The reclusive U.S. author J.D. Salinger, who wrote the American literary classic "The Catcher in the Rye," has died in New Hampshire aged 91, his agent said today.
"He died yesterday at his home in New Hampshire," said literary agent Phyllis Westberg.
"The Catcher in the Rye" was published in 1951, and its story of alienation and rebellion, featuring the teenage hero Holden Caulfield, immediately resonated with adolescent and young adult readers.
The work has been translated into the world's major languages and sold more than 65 million copies.
Salinger has been a recluse since 1953, though, ferociously protecting his privacy in Cornish, a small town in northwest New Hampshire.
Besides "Catcher" he published only a few books and collections of short stories in his literary career, including "9 Stories," "Franny and Zooey," "Raise High the Roofbeam Carpenters" and "Seymour: - An Introduction."
His last published work was in 1965.
Neighbors in Cornish rarely saw him and he never returned phone calls or letters from readers or admirers. Only rumors, infrequent sightings, lawsuits and rare, brief interviews brought him to public attention.
As such, Salinger would have been a disappointment to his most famous creation.
"What really knocks me out," Caulfield said in "The Catcher in the Rye," "is a book that, when you're all done reading it, you wish the author that wrote it was a terrific friend of yours and you could call him up on the phone whenever you felt like it."
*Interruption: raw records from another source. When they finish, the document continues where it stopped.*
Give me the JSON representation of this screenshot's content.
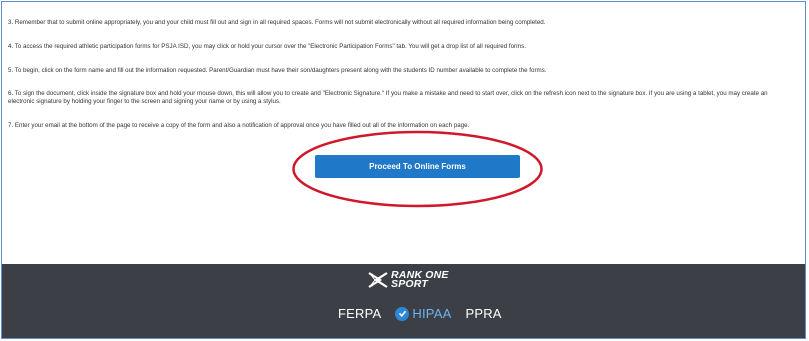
{
  "instructions": [
    "3. Remember that to submit online appropriately, you and your child must fill out and sign in all required spaces. Forms will not submit electronically without all required information being completed.",
    "4. To access the required athletic participation forms for PSJA ISD, you may click or hold your cursor over the \"Electronic Participation Forms\" tab. You will get a drop list of all required forms.",
    "5. To begin, click on the form name and fill out the information requested. Parent/Guardian must have their son/daughters present along with the students ID number available to complete the forms.",
    "6. To sign the document, click inside the signature box and hold your mouse down, this will allow you to create and \"Electronic Signature.\" If you make a mistake and need to start over, click on the refresh icon next to the signature box. If you are using a tablet, you may create an electronic signature by holding your finger to the screen and signing your name or by using a stylus.",
    "7. Enter your email at the bottom of the page to receive a copy of the form and also a notification of approval once you have filled out all of the information on each page."
  ],
  "proceed_button": {
    "label": "Proceed To Online Forms"
  },
  "footer": {
    "logo": {
      "line1": "RANK ONE",
      "line2": "SPORT",
      "icon": "rank-one-logo-icon"
    },
    "badges": {
      "ferpa": "FERPA",
      "hipaa": "HIPAA",
      "ppra": "PPRA"
    }
  },
  "colors": {
    "button": "#1f78c8",
    "footer": "#3c4046",
    "annotation_circle": "#d0182a",
    "frame_border": "#5b8fd0"
  }
}
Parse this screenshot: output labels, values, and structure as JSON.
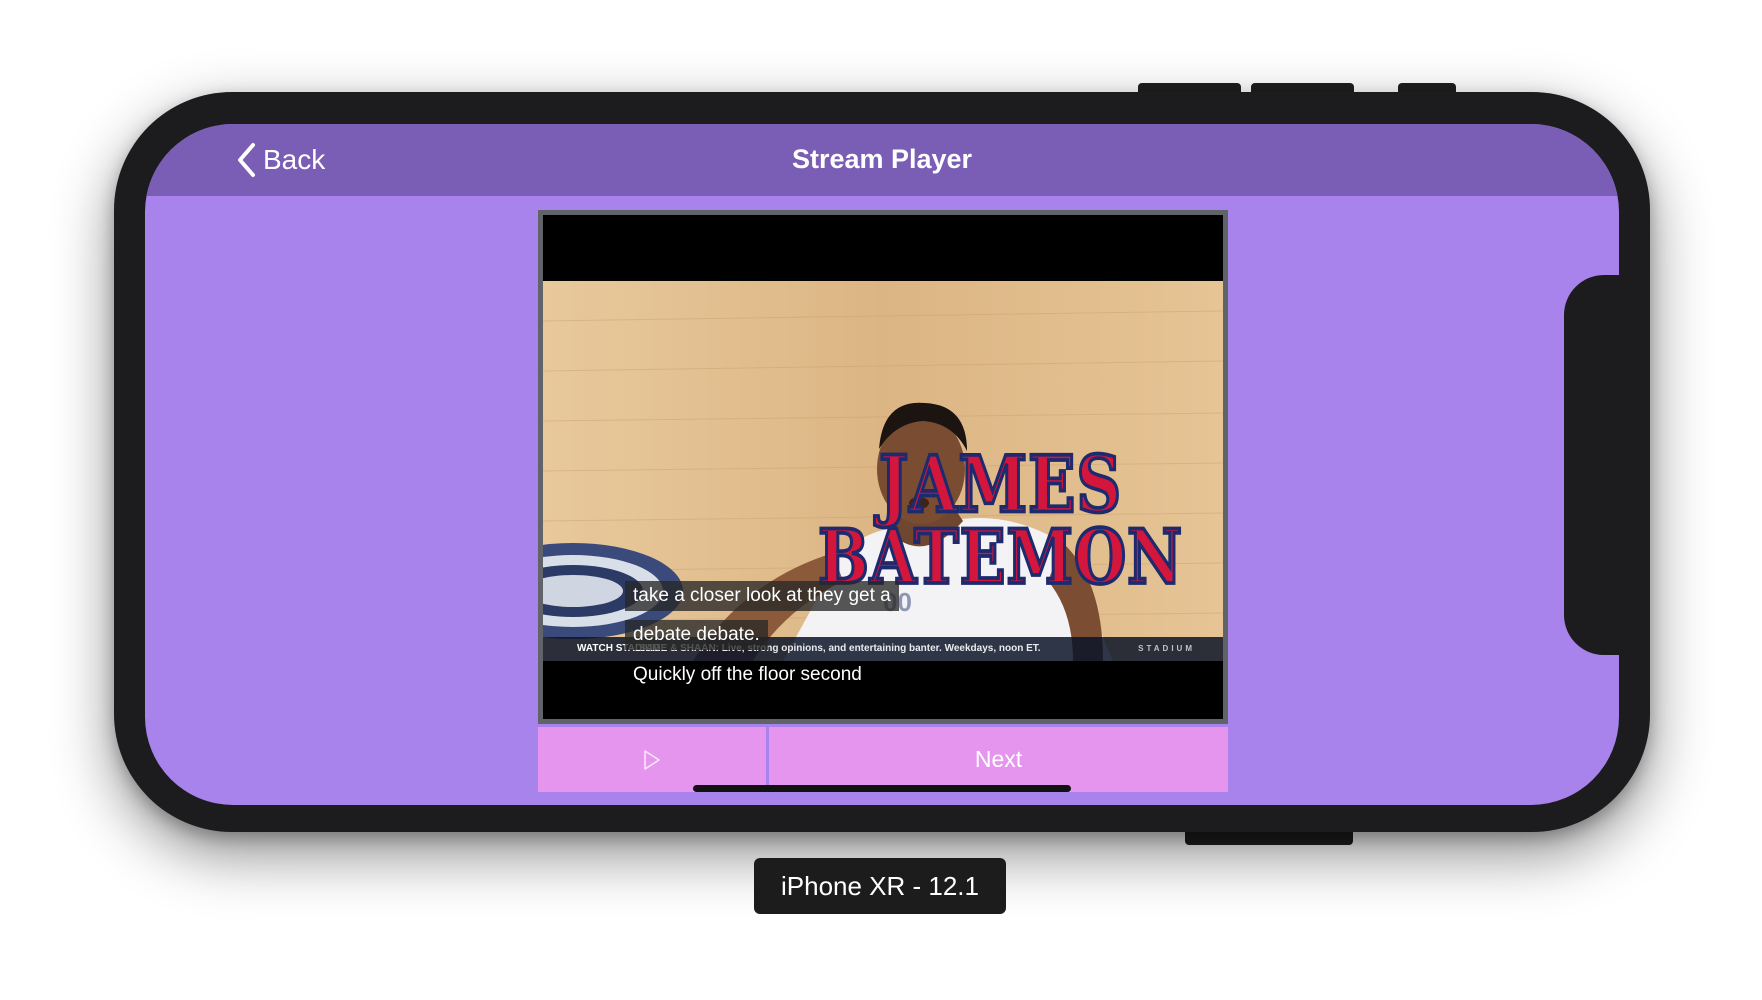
{
  "nav": {
    "back_label": "Back",
    "title": "Stream Player"
  },
  "video": {
    "overlay_name_line1": "JAMES",
    "overlay_name_line2": "BATEMON",
    "ticker_label": "WATCH STADIUM",
    "ticker_text": "SAGE & SHAAN: Live, strong opinions, and entertaining banter. Weekdays, noon ET.",
    "ticker_logo": "STADIUM",
    "captions": [
      "take a closer look at they get a",
      "debate debate.",
      "Quickly off the floor second"
    ]
  },
  "controls": {
    "play_icon": "play-outline-icon",
    "next_label": "Next"
  },
  "device_label": "iPhone XR - 12.1",
  "colors": {
    "nav_bg": "#7a5db4",
    "screen_bg": "#a783eb",
    "button_bg": "#e595ee",
    "name_red": "#d4163d",
    "name_outline": "#1d2a6e"
  }
}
Jerome David Salinger was born in Manhattan, New York, in 1919.